My father always says, “It’s not a bargain if you can’t afford it.” I believe that is the advice he might pass along to MARTA supporters.
MARTA has long desired more flexibility in its ability to determine how it will spend its funds. Currently, 50% of MARTA funds must be spent on capital improvements and 50% on operations. This is a fairly tight financial straitjacket, though it is a way to prevent subsidization of riders at the expense of abandoning necessary upkeep of the system.
There is a possibility that the ties on spending might be loosened in the draft legislation suggested by the Transit Governance Task Force. There are; however, strings as Maria Saporta writes in The Saporta Report:
To free MARTA from the state-imposed restriction that 50 percent of its revenues be spent on capital and 50 percent be spent on operations, MARTA basically would have to turn over most of its authorities to the newly-created Transit Governance Council. For the record, no other transit agency in the nation is saddled with such an unworkable rule.
MARTA represents a $6 billion investment in our region. Why should MARTA turn over its Constitutional powers to a state-controlled entity and give up its designation as the transit authority that can receive federal funding in the region.
According to folks close to MARTA, relaxing the 50/50 rule would give MARTA flexibility over how it spends its sales tax revenue (and it is expected that currently would be worth about $20 million a year for the transit agency.
It is inconceivable that MARTA could or should give up most of its powers and its $6 billion investment in return for getting flexibility in how it can spend the MARTA sales tax collected in the City of Atlanta, and Fulton and DeKalb counties.
And then there is the issue of the make-up of the Georgia Regional Transportation Authority (GRTA) which would be the body with the ultimate control of MARTA. The 15 members would all be appointed: 9 by the governor, 3 by the lieutenant governor and 3 by the state house speaker. It’s not as though petty, personal politics ever happens in Georgia, so what could possibly go wrong?
From the state’s perspective, things are different. One of the complaints about the state is that it has not contributed as much money to MARTA as is needed. It is a fact that state governments are reluctant to give up control of funds, but let’s take this a step farther.
If the state increases its control of the funds, then it has greatly increased its responsibility for MARTA. It can no longer stand at a distance and point fingers. It will be forced to have a hands-on, problem-solving approach and let’s face it, the state has many more resources at its disposal that it could employ to improve MARTA – if the price is right.
In this case, the price for the state of Georgia taking so much control of MARTA is inescapable political responsibility.
If one wants the state to “man up” and do the right thing by MARTA, then allowing the state to be responsible might be the right way to go. The next logical step would be for the state to increase its funding of MARTA to acceptable levels for a state that still lays claim to the title Empire State of the South.

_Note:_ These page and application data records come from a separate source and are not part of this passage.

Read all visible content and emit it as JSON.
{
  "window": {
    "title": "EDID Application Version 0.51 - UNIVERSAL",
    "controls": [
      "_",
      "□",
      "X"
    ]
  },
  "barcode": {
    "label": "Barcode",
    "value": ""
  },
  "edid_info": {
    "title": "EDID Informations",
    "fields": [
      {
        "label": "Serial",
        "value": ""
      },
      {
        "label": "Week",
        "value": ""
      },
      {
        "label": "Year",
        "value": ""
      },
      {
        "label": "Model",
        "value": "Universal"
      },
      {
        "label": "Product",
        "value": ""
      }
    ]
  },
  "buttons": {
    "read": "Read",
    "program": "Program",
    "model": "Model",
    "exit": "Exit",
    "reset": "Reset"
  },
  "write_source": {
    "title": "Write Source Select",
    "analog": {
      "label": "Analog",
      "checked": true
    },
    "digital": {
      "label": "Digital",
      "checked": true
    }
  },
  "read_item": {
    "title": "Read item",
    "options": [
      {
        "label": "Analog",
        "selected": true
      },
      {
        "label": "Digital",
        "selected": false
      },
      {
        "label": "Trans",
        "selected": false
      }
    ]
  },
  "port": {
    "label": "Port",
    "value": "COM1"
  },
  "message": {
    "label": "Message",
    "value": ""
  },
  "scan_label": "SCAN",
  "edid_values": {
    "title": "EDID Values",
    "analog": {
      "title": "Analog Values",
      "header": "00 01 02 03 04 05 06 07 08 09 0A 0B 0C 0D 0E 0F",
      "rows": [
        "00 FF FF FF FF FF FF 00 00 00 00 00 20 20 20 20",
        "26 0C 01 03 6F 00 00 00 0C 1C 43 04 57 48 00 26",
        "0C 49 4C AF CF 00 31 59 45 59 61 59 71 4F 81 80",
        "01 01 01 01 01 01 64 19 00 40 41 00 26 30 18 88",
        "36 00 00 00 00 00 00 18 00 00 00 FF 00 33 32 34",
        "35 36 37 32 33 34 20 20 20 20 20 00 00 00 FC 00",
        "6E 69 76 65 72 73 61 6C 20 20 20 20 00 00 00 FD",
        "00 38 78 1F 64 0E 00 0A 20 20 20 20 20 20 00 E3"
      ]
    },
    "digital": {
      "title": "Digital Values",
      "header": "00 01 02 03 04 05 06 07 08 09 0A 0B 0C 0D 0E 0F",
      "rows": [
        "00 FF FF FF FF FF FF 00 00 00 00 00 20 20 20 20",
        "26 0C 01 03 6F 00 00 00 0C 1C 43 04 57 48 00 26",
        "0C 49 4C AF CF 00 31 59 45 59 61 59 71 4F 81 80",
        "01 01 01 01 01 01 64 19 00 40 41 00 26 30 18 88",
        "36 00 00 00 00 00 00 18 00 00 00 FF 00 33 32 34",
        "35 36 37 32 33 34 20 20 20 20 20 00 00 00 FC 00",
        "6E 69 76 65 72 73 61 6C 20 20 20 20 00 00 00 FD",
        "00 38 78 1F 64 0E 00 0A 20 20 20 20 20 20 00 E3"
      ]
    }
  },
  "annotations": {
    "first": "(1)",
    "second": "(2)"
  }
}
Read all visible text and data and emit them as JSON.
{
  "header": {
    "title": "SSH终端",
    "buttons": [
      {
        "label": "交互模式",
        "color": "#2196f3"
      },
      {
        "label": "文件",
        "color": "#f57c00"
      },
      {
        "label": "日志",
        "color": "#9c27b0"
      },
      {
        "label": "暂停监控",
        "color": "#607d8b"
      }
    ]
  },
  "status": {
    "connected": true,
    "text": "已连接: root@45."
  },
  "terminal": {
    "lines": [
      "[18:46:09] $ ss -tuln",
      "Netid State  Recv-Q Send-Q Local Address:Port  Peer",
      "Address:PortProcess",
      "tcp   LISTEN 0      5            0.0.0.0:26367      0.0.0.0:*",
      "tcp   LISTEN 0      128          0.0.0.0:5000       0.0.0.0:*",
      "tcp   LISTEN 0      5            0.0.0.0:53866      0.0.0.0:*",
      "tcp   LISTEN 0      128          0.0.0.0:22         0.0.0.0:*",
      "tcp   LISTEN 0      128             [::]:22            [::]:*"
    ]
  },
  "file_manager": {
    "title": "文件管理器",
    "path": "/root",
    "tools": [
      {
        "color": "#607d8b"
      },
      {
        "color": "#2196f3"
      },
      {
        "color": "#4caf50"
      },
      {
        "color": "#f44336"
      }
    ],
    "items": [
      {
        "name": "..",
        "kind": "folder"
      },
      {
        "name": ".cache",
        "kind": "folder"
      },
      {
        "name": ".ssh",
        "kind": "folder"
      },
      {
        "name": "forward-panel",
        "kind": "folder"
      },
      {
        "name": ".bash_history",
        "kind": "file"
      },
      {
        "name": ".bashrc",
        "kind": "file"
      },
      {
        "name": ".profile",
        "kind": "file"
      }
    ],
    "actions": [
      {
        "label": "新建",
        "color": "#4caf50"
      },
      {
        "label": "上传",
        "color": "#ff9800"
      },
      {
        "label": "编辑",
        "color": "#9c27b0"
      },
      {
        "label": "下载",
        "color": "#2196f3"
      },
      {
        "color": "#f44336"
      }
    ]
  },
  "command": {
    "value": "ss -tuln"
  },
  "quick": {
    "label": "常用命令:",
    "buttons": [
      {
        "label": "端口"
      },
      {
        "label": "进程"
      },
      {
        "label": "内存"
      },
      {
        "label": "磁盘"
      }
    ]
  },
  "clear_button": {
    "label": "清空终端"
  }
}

Is this a bargain that MARTA can’t afford? Perhaps, after all, it is not. My father, actually a man of few words, might offer another bit of sage advice to MARTA supporters, “If you want a man’s help, then make your interests his interests.” Yeah, that bit of wisdom would certainly fit.
There is much more at The Saporta Report, so check it out to get additional information. This is not the only issue with the draft legislation that is discussed. You’re big boys and girls so you can wander over there and find your way back again. For the weary, here’s the link.